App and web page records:
--

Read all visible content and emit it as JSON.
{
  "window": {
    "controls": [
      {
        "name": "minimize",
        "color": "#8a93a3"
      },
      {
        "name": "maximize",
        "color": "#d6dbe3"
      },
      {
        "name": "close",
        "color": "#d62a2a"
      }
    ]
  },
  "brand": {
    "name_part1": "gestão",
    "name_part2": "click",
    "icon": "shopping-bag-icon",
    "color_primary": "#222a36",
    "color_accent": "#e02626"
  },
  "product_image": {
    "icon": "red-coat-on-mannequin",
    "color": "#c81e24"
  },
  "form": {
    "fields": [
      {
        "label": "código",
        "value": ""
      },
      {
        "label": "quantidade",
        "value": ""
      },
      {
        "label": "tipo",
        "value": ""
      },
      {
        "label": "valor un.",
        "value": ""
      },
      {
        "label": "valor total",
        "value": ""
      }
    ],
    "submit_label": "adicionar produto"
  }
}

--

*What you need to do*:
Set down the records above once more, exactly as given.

*Final answer*:
Read all visible content and emit it as JSON.
{
  "window": {
    "controls": [
      {
        "name": "minimize",
        "color": "#8a93a3"
      },
      {
        "name": "maximize",
        "color": "#d6dbe3"
      },
      {
        "name": "close",
        "color": "#d62a2a"
      }
    ]
  },
  "brand": {
    "name_part1": "gestão",
    "name_part2": "click",
    "icon": "shopping-bag-icon",
    "color_primary": "#222a36",
    "color_accent": "#e02626"
  },
  "product_image": {
    "icon": "red-coat-on-mannequin",
    "color": "#c81e24"
  },
  "form": {
    "fields": [
      {
        "label": "código",
        "value": ""
      },
      {
        "label": "quantidade",
        "value": ""
      },
      {
        "label": "tipo",
        "value": ""
      },
      {
        "label": "valor un.",
        "value": ""
      },
      {
        "label": "valor total",
        "value": ""
      }
    ],
    "submit_label": "adicionar produto"
  }
}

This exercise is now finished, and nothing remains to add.